Data excerpts:

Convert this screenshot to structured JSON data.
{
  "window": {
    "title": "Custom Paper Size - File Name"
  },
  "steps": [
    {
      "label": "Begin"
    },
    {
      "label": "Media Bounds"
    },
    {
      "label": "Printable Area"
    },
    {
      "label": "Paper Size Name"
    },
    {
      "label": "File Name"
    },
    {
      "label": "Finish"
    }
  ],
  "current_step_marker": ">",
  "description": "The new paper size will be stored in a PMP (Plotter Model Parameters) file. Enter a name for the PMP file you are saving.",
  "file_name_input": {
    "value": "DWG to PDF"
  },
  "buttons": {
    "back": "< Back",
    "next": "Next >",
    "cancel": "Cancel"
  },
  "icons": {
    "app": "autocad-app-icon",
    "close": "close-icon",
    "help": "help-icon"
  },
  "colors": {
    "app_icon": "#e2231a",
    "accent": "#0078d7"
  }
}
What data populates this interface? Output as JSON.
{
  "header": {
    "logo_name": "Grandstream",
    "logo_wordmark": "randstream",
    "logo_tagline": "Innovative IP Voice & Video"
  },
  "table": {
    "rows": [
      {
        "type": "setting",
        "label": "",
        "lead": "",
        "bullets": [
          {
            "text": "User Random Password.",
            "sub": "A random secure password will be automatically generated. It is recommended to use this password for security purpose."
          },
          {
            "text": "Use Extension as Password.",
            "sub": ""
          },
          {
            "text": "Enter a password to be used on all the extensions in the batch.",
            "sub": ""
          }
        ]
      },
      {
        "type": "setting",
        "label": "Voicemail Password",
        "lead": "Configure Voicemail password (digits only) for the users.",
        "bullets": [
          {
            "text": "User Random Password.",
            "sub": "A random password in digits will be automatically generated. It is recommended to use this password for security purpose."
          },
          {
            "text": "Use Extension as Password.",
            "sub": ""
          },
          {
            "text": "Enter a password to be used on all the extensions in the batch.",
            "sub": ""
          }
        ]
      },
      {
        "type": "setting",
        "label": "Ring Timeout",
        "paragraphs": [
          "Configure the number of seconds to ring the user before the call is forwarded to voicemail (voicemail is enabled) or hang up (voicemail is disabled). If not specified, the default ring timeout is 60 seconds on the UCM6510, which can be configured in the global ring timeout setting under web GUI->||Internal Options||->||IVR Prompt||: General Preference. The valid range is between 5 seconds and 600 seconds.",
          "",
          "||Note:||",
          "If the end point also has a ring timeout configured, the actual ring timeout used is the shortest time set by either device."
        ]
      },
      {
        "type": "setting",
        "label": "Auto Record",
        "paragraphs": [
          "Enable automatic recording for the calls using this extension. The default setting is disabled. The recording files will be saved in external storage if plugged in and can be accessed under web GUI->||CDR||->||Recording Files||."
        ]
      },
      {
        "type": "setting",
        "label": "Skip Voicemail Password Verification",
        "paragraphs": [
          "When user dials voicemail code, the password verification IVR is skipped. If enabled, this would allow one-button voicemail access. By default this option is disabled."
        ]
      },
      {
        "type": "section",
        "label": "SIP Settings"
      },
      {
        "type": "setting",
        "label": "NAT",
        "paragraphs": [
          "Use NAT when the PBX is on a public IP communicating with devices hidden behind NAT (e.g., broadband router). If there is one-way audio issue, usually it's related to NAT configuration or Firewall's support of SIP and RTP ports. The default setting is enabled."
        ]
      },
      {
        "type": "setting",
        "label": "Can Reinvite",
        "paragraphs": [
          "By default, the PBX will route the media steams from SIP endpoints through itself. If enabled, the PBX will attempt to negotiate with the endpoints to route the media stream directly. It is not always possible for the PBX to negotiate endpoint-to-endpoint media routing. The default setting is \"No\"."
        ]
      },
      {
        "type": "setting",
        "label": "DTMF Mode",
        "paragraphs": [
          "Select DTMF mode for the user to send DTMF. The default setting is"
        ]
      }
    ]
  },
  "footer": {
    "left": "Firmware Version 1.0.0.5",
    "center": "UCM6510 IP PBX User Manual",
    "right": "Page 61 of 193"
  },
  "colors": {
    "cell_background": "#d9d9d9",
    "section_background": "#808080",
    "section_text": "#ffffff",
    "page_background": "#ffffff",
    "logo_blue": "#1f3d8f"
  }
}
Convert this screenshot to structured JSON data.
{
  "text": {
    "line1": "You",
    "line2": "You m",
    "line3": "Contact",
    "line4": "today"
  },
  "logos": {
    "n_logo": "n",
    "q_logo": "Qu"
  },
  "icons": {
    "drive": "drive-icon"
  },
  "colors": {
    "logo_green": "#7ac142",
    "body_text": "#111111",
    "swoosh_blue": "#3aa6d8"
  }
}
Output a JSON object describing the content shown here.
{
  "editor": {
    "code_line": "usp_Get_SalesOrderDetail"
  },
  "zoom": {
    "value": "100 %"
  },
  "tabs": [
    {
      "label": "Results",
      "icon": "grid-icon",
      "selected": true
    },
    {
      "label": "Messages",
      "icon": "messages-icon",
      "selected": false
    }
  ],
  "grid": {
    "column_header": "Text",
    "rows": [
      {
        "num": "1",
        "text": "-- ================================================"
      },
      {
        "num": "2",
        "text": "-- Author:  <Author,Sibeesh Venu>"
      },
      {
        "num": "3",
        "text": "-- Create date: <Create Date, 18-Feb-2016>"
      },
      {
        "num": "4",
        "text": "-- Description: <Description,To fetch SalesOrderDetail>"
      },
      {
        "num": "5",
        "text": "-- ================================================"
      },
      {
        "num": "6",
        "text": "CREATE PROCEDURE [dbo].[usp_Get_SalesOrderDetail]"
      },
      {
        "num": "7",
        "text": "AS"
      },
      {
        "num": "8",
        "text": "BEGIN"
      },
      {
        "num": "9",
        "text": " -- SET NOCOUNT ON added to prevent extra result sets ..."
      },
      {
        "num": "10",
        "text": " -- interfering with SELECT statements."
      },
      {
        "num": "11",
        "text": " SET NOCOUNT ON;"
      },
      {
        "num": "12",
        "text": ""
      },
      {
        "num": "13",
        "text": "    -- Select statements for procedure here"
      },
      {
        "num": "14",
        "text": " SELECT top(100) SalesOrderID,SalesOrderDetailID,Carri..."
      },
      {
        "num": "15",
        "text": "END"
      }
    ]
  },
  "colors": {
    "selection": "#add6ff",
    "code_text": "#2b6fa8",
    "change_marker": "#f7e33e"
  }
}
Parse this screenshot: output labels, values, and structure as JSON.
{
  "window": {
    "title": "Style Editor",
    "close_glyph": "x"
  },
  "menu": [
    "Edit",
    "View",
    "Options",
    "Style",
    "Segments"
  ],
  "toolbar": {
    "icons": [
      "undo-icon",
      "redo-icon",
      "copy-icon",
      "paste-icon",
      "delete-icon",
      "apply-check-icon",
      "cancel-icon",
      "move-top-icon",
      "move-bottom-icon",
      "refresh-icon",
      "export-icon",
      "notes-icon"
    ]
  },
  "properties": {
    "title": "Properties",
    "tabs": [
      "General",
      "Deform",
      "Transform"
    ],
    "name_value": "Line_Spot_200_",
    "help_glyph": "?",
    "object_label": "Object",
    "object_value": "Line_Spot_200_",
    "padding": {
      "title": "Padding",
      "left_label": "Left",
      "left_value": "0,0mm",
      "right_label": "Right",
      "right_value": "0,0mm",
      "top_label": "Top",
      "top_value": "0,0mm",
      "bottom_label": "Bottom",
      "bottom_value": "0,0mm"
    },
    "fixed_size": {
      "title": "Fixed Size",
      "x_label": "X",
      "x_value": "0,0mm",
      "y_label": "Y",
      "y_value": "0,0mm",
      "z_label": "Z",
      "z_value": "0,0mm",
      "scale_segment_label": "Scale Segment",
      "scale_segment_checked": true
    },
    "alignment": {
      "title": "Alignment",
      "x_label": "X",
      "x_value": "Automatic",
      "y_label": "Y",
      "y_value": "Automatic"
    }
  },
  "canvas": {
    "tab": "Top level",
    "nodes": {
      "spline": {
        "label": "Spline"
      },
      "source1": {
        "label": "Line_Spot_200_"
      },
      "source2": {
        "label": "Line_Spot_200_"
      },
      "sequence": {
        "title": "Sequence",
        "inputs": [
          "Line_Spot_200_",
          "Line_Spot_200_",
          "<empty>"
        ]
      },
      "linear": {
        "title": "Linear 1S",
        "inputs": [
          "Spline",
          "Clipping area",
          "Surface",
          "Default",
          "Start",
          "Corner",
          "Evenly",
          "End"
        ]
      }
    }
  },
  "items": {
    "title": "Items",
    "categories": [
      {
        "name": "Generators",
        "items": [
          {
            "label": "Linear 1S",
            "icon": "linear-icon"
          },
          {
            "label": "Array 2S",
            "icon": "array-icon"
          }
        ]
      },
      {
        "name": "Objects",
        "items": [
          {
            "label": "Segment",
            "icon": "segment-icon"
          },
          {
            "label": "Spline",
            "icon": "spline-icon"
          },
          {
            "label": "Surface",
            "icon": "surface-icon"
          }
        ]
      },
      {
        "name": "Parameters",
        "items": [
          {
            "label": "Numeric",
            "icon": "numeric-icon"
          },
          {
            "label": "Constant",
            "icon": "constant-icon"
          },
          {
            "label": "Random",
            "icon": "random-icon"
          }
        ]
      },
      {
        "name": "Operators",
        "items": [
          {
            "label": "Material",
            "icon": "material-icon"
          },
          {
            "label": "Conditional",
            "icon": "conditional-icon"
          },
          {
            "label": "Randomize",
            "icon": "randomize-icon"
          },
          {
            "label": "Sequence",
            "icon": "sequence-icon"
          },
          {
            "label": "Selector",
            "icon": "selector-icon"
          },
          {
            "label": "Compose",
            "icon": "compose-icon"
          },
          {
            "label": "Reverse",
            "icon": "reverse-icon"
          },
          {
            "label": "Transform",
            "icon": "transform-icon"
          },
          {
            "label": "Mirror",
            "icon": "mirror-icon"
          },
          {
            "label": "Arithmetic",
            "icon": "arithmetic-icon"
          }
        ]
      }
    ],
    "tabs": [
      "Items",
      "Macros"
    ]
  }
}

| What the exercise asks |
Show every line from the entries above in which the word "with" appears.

| Written reply |
          "Use NAT when the PBX is on a public IP communicating with devices hidden behind NAT (e.g., broadband router). If there is one-way audio issue, usually it's related to NAT configuration or Firewall's support of SIP and RTP ports. The default setting is enabled."
          "By default, the PBX will route the media steams from SIP endpoints through itself. If enabled, the PBX will attempt to negotiate with the endpoints to route the media stream directly. It is not always possible for the PBX to negotiate endpoint-to-endpoint media routing. The default setting is \"No\"."
        "text": " -- interfering with SELECT statements."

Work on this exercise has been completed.